At times, cultural engagement by Christians can seem vain and hopeless. The ever-changing, never-listening culture into which Christians speak is overwhelming. This reality often results in two extreme actions by Christians: withdrawal from culture or capitulation to culture.
Neither of these actions represent the biblical example of the apostle Paul in Acts 17. We, like Paul, are expected to engage the various idols and ideologies of our culture with the steadfast truth of God the Father’s work in Jesus Christ through the Holy Spirit for the sake of his glory and the good of the world. But how do we faithfully engage in such work? I believe the answer lies in Paul’s letter to the church in Corinth.
Specifically, in 1 Corinthians 15, Paul provided a basis of hope for engaging a lost and dying people in a hostile culture with the truth of the gospel. He begins with a clear presentation of the gospel in verses 1-11, which reveal that the gospel is the good news about how sinners are saved from God’s holy judgment through faith in the Lord Jesus Christ’s life, death, burial, and resurrection. This good news was not only rooted in verifiable, historical facts, but it was transcendently good for all people who placed their trust in Jesus.
How we view the world
As Paul progressed throughout 1 Corinthians 15, he ties the message of the gospel to the ministry of the church in Corinth. Because of what Christ had accomplished through his life, death, burial, and resurrection, the church’s worldview and work should be different. As for the church’s worldview, Paul admonished the church to no longer think about life and death from an earthly perspective (vv. 35-41). Instead, the church should embrace a heavenly perspective about their life and death, recognizing that such a perspective will strengthen us to live in conformity to Christ and demonstrate a true hope.
Ultimately, we must come to realize that there is only one true way to defy death. There is only one true way to overcome the daily decay. We must be raised to life again in Christ Jesus. Thus, we are not hoping in cosmetics, cars, cryogenics, or any other things of this world to secure our permanence. True life, even in the midst of death, comes only through Christ.
How we work in the world
But the resurrection not only transforms the way that we view our world, it should also impact the way that we work in the world. Specifically, it should affect the way that we engage those who are shaped by the ideals of our postmodern, true God-ignoring culture. Writing in light of the resurrection, in verse 58, Paul concludes, “Be steadfast, immovable, always abounding in the work of the Lord, knowing that in the Lord your labor is not in vain.” To put it another way, “Because of what God the Father has accomplished through Jesus Christ by the Holy Spirit, we continue to do the work of the Lord.”
When we are overwhelmed by feelings like purposelessness, weariness, fatigue, discouragement, futility, brokenness, illness, hopelessness, the truth of the resurrection brings the power and peace of the future into the present to renew and refresh us in the “work of the Lord.”
This work begins with believing the gospel ourselves and then moves to sharing the gospel with others, which necessarily includes an engagement with our culture.
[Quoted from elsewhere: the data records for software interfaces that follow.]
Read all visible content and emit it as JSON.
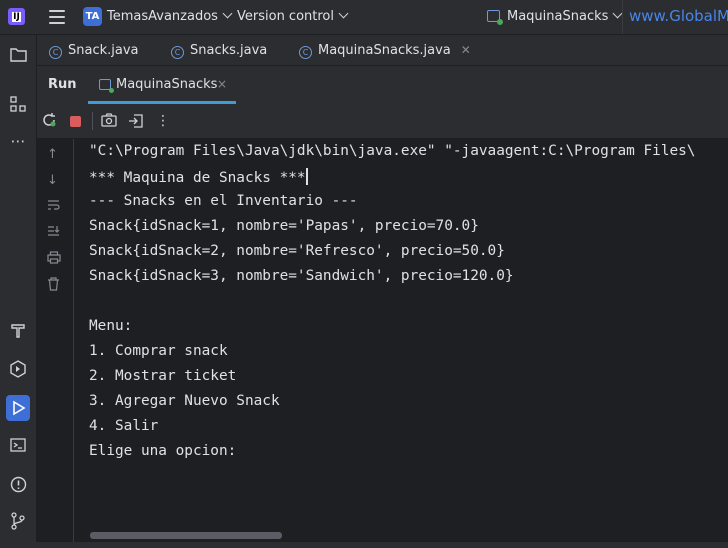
{
  "titlebar": {
    "logo_text": "IJ",
    "project_badge": "TA",
    "project_name": "TemasAvanzados",
    "vcs_label": "Version control",
    "run_config": "MaquinaSnacks",
    "url_text": "www.GlobalM"
  },
  "editor_tabs": [
    {
      "label": "Snack.java",
      "icon": "java-class-icon"
    },
    {
      "label": "Snacks.java",
      "icon": "java-class-icon"
    },
    {
      "label": "MaquinaSnacks.java",
      "icon": "java-class-icon",
      "closable": true
    }
  ],
  "run_panel": {
    "label": "Run",
    "tab_label": "MaquinaSnacks",
    "close_glyph": "×"
  },
  "console": {
    "lines": [
      "\"C:\\Program Files\\Java\\jdk\\bin\\java.exe\" \"-javaagent:C:\\Program Files\\",
      "*** Maquina de Snacks ***",
      "--- Snacks en el Inventario ---",
      "Snack{idSnack=1, nombre='Papas', precio=70.0}",
      "Snack{idSnack=2, nombre='Refresco', precio=50.0}",
      "Snack{idSnack=3, nombre='Sandwich', precio=120.0}",
      "",
      "Menu:",
      "1. Comprar snack",
      "2. Mostrar ticket",
      "3. Agregar Nuevo Snack",
      "4. Salir",
      "Elige una opcion:"
    ]
  },
  "colors": {
    "accent": "#3d6fd6",
    "tab_underline": "#3d9bd6",
    "stop": "#db5c5c",
    "link": "#4a86e8"
  }
}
Jesus has been raised from the dead, and all who place their trust in him will be raised like him when he returns to put an end to all of the sin and brokenness that torments and haunts our world. It is here in the hope of our own resurrection through Christ that we find an exceedingly practical and immovable hope for our ministry in the world.
When we are overwhelmed by feelings like purposelessness, weariness, fatigue, discouragement, futility, brokenness, illness, hopelessness, the truth of the resurrection brings the power and peace of the future into the present to renew and refresh us in the “work of the Lord.” With every day that passes, death itself is one day closer to its own death! The resurrection of Christ serves to give us hope both now and in the future. It serves to point us to the victory that is in Jesus.
To this end, the resurrection reminds us that victory over all the sorrow in this world is coming. Because Christ has prevailed over the grave, we can trust that he will prevail in this world as well. When we engage our culture, we do not do so as those without hope. Instead, we do so as those with great confidence. There is no need for fear. Only faith.